Where is the ‘now’?
By THEA LENARDUZZI
“Where are we now?” is a phrase that has been on many lips, and on virtually every radio station, since David Bowie released a song of that title earlier this year. But last night the question was posed by Grey Gowrie, a man whose credentials – he is a self-declared neo-classicist, “neither Romantic nor progressive”, and former Culture Minister under Margaret Thatcher – suggest little in common with Bowie apart from the near-rhyme of their surnames – and even this depends on your (mis)pronunciation of the song writer's name (for the record, it rhymes with “doughy”, as said of a bad pizza base, not TOWIE, the acronymic title of the reality television show The Only Way is Essex).
Last night – in neither Berlin nor Brentwood, but Mayfair – Gowrie delivered the first in a series of four lectures on the theme “The Promise of Freedom”, part of a salon hosted by the Legatum think tank to mark the sixtieth anniversary of the coronation of Queen Elizabeth II. Gowrie set out to consider the relationship between British and American culture, from 1953 to the present, with a particular focus on poetry. He is to be followed by Sandy Nairne on Portraiture, Sir John Taverner on Music and, finally, on May 23, Dame Harriet Walter on Theatre.
Having reiterated the rights to “Life, Liberty, and the pursuit of Happiness” prerequisite to all discussion on the role of the arts in a free and prosperous society, Gowrie – whose own poems have appeared in the TLS – discussed how poetry has, in its way, promoted the ideal of “freedom in service” that is a central tenet of the Queen’s reign. To illustrate his belief in the power of poets to “move a lot of weight”, he provided us each with a booklet – its own weight and design similar to that of an Order of Service – from which he read some of his “favourite” poems and bits of verse. We heard work from both sides of the Atlantic, from W. H. Auden’s “The Fall of Rome” (in which “Agents of the Fisc pursue / Absconding tax-defaulters through / The sewers of provincial towns”) and Alan Dugan; to Robert Frost (“Earth’s the right place for love. / I don’t know where it’s likely to go better”) and Wallace Stevens (whom Gowrie described as having a voice that, were it ascribed a price, would be “very expensive indeed”).
Few of us in the room needed to be converted to the belief that “collectively poets can be quite predictive”, that they can “advise and warn”, and each riff on the theme was well-chosen and appreciated – I think, particularly, of one from Carlos Williams’s “Asphodel, That Greeny Flower”, which goes: “It is difficult / to get the news from poems / yet men die miserably every day / for lack / of what is found there.” “I would happily do this all night”, Gowrie admitted.
But where does the “now” of the lecture’s title come into it? A pertinent question came from an audience member who wondered whether poets were “now” socially, and intellectually, more marginal and whether, if this was the case, it was because of the prosperity that had made poetry (more) possible – in short had prosperity killed the poet?
Indeed, it is odd that while discussing prosperity – social, cultural, financial – the internet should have gone unmentioned.
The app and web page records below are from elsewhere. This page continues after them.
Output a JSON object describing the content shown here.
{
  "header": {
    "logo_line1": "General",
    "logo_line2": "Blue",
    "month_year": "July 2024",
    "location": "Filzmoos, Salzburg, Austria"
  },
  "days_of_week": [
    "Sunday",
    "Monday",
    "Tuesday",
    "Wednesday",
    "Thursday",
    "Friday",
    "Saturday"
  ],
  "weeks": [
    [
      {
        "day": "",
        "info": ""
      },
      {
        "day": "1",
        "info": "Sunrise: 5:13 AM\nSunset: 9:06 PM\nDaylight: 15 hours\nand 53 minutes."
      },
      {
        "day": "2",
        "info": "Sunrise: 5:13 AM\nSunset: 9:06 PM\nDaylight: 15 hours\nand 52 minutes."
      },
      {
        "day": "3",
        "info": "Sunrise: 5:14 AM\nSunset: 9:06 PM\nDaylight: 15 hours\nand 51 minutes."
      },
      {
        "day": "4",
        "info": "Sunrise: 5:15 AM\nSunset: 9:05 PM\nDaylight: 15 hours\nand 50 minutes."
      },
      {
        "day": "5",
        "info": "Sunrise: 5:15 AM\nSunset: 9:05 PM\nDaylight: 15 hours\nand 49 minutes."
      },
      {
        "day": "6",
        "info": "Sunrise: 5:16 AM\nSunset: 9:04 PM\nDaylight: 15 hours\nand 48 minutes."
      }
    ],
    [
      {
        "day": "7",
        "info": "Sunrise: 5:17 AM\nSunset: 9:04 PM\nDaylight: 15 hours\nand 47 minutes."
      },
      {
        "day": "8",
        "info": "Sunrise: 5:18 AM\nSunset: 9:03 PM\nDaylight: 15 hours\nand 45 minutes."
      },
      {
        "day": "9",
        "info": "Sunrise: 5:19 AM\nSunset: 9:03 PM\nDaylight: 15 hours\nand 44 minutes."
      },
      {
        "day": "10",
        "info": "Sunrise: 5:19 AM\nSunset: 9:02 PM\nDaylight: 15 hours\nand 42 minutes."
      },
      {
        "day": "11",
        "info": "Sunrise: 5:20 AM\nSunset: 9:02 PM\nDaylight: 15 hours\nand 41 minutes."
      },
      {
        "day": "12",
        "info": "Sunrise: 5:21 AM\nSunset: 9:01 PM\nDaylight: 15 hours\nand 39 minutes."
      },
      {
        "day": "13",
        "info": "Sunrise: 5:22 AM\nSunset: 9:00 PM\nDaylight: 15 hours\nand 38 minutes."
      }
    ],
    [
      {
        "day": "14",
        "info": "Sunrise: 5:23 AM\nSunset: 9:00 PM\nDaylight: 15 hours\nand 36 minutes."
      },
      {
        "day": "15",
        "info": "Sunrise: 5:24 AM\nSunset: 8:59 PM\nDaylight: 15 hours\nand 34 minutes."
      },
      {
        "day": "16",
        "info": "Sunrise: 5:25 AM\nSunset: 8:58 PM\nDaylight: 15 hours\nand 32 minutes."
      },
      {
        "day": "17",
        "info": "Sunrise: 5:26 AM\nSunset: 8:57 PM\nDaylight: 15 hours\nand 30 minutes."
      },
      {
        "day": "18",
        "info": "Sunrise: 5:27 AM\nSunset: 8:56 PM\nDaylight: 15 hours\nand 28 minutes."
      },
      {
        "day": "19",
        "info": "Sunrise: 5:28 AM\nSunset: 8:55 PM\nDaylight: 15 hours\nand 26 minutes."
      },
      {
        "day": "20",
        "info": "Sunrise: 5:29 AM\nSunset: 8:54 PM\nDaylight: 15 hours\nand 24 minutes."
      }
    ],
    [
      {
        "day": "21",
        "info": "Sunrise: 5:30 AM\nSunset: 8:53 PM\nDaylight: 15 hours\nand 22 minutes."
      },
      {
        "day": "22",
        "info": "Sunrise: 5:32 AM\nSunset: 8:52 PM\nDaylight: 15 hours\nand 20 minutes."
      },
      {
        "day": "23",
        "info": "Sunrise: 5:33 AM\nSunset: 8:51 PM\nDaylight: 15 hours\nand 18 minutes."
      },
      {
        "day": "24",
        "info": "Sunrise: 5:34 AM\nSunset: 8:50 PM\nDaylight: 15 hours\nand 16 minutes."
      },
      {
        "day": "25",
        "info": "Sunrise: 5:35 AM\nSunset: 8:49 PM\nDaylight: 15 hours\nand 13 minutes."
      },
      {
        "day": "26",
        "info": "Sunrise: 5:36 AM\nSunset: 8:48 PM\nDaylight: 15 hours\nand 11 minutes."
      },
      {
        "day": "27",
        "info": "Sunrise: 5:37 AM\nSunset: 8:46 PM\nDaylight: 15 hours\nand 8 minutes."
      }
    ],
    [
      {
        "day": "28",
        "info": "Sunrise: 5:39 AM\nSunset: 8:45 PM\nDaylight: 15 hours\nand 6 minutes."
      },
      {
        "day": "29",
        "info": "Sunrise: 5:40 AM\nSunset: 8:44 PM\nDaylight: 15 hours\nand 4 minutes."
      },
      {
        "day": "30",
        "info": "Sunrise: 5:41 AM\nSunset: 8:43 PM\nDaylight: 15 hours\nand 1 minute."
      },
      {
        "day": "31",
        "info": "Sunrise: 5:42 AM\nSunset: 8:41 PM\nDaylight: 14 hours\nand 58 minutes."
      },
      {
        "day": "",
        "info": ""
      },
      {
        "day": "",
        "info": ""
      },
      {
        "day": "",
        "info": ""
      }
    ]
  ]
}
Following on from Gowrie’s claim that “people who are free to shop, are free to think”, uncensored access to the internet has increased the political role played by the arts in bringing it to the attention of a global audience – internet shoppers, if you will. We are now aware of the political context motivating artists in all corners of the world – Ai Wei Wei in China, for example, and the Russian punk-rock group (I stop short of calling them poets) Pussy Riot – in a way that we could not have been before. They are, to quote a line by R. S. Thomas, read out by Gowrie, “at the switchboard / of the exchanges of the people.”
Referring to the “pained conservatism” of Auden and Eliot’s remorseful poetry, Gowrie reprised the dictum that “when the mode of the music changes, the walls of the city shake”. Yet, last night's discussion suggests that though all may not be as prosperous as we'd like – again, socially, culturally, financially –the walls of the British and American establishments aren't exactly trembling with the cries of new voices.
“Where are we now?” takes on a far more narrow, British significance, for as Hywel Williams, chairing the salon, pointed out in his introduction: in 1953 “there was a Conservative government in place and Britain was bust”; James Bond was big news, Beckett’s Waiting for Godot was proving surprisingly popular with theatre-goers, and Britten was making waves with his Gloriana, which premiered as part of the coronation celebrations. Sixty years on, Bond is big news, Beckett is in the theatres, and we are celebrating the centenary of Britten’s birth with a roster of new books (to be reviewed in the TLS soon…) and performances of his back catalogue.
Gowrie’s question should, perhaps, be understood rhetorically, or, if limited to Britain, easily answered with “exactly where we were” and with, in Gowrie’s words, “nothing new at all” to say: the Greats are still great. But what if we rephrase the question slightly? “Where is the ‘now’?”